(Entries from a dataset of interfaces)
====

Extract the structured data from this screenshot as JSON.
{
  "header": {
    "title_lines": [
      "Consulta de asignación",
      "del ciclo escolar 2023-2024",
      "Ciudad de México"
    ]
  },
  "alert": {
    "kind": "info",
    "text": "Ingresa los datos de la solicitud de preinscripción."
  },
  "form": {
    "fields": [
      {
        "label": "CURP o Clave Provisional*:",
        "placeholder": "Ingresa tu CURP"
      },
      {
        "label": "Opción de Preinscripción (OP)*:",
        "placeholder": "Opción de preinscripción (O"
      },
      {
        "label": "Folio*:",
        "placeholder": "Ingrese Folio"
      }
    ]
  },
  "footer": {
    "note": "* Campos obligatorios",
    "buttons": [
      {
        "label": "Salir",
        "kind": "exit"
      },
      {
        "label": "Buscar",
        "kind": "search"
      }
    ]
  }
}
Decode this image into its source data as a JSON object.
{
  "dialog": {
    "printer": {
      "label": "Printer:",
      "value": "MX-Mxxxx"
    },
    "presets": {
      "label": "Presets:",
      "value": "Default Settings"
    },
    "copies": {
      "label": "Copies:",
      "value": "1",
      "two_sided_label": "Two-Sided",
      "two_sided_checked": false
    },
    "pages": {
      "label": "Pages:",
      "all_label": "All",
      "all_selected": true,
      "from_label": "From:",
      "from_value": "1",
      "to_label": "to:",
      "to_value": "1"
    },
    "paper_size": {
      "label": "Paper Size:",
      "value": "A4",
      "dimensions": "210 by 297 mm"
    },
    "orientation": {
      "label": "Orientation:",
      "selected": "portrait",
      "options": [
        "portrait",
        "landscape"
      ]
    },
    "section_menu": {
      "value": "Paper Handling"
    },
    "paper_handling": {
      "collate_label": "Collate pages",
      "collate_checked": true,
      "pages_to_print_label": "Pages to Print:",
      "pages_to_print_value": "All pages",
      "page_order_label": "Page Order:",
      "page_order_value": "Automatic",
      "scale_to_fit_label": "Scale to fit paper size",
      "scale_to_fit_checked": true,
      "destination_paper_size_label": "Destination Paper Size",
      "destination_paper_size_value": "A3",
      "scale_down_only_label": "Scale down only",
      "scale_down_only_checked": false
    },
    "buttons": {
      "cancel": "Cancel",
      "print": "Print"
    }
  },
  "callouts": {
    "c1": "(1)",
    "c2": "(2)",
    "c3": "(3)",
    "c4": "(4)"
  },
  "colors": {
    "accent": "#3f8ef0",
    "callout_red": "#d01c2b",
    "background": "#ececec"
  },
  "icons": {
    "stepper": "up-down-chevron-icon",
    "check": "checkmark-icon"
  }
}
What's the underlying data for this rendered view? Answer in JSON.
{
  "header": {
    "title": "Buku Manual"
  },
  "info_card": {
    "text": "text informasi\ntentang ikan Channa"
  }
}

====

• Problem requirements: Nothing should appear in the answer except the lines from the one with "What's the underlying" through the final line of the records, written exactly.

• Task output:
What's the underlying data for this rendered view? Answer in JSON.
{
  "header": {
    "title": "Buku Manual"
  },
  "info_card": {
    "text": "text informasi\ntentang ikan Channa"
  }
}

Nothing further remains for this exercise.